┌──

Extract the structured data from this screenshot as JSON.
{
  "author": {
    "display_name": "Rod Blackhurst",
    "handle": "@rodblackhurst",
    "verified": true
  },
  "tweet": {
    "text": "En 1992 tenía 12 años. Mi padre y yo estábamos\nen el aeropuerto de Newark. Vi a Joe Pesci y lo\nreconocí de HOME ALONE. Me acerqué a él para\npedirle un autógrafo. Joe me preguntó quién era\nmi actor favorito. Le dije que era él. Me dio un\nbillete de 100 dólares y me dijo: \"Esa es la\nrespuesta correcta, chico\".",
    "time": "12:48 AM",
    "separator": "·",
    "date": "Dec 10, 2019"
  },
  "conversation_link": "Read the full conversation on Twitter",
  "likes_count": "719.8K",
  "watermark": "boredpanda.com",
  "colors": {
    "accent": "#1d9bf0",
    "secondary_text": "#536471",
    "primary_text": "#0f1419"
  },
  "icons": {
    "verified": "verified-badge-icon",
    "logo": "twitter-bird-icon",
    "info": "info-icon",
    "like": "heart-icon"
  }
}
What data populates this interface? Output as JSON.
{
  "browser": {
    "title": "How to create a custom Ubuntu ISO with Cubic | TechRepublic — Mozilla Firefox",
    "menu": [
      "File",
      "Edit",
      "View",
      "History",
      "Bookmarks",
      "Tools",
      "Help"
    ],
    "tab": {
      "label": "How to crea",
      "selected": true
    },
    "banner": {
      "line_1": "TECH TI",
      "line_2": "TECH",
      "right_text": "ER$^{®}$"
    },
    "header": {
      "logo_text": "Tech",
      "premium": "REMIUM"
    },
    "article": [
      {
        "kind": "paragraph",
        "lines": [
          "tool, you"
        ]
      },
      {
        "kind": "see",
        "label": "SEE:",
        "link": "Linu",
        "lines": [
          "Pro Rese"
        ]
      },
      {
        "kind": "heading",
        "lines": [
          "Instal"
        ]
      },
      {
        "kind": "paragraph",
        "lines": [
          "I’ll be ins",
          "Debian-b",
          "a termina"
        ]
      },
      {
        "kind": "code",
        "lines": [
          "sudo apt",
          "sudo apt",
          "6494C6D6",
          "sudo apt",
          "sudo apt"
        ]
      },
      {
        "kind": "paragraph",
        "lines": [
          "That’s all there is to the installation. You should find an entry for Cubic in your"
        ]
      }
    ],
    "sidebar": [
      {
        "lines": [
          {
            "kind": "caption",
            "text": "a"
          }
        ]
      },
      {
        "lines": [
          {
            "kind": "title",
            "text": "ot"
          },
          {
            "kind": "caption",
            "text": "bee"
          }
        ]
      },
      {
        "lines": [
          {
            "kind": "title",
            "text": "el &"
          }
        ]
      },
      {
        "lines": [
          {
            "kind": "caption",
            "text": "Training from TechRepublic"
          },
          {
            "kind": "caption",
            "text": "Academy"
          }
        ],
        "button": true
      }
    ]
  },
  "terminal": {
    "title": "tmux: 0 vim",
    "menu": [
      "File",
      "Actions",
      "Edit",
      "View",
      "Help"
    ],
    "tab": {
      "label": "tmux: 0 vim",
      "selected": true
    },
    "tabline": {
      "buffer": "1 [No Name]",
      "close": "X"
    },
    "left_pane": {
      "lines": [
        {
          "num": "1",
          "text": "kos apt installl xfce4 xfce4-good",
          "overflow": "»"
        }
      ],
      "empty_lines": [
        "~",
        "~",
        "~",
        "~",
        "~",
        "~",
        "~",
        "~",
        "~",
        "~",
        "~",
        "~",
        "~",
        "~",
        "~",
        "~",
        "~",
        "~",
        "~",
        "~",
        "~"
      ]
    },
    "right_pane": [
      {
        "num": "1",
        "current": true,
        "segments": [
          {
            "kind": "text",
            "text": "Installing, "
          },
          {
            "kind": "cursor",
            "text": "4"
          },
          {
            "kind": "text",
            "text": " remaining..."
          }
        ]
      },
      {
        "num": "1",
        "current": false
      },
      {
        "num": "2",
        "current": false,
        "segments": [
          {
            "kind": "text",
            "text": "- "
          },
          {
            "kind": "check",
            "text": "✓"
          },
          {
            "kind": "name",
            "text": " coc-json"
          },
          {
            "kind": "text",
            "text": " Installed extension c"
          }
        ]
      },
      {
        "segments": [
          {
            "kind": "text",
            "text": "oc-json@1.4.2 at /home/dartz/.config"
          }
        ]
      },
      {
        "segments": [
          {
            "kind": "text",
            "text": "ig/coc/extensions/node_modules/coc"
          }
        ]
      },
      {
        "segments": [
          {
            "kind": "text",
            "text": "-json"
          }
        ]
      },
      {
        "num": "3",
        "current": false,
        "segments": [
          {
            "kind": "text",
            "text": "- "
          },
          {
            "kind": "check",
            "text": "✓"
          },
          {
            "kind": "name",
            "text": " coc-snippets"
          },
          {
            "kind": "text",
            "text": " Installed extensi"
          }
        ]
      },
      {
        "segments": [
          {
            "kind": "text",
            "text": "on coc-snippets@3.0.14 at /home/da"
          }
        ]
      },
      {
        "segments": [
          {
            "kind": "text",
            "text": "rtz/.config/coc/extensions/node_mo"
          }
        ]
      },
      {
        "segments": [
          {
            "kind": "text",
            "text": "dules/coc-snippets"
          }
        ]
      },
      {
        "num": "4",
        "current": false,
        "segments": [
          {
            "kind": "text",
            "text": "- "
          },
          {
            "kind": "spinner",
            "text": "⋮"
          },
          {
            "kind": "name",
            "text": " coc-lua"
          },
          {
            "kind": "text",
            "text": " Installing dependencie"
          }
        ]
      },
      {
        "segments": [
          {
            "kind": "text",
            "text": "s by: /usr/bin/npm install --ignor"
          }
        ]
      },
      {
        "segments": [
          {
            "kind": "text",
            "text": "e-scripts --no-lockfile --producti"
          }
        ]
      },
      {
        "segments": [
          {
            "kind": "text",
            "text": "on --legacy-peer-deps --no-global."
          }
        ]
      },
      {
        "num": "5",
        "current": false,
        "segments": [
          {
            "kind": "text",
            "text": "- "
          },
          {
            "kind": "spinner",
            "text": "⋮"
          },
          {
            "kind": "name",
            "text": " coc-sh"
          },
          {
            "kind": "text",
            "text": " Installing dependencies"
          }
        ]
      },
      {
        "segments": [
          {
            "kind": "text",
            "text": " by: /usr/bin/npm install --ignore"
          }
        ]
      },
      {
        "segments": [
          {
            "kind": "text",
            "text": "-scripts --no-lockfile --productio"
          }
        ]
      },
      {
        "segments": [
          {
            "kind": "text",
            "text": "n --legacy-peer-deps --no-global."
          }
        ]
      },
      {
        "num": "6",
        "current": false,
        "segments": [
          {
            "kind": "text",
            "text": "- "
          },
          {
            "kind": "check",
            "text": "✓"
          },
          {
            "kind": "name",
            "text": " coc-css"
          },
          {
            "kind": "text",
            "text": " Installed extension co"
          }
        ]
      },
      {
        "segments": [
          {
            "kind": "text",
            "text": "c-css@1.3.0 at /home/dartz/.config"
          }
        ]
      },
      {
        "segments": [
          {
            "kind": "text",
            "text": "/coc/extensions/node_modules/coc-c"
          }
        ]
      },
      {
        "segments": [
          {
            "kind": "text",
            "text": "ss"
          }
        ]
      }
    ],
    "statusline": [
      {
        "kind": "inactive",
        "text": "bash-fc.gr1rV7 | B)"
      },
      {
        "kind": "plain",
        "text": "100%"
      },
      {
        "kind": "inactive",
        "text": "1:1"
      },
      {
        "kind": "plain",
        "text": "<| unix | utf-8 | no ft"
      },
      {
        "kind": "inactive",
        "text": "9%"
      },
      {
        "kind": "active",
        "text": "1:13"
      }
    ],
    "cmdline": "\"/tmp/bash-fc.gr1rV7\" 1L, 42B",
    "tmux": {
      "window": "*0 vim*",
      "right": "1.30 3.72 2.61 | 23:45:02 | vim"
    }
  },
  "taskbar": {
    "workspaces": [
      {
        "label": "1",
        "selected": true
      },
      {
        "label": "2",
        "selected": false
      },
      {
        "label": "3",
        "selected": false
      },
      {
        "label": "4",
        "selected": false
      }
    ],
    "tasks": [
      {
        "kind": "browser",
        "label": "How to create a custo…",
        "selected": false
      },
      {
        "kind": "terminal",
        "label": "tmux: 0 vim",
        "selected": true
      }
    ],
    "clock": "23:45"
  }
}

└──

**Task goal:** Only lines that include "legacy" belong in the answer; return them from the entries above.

**Result:**
            "text": "on --legacy-peer-deps --no-global."
            "text": "n --legacy-peer-deps --no-global."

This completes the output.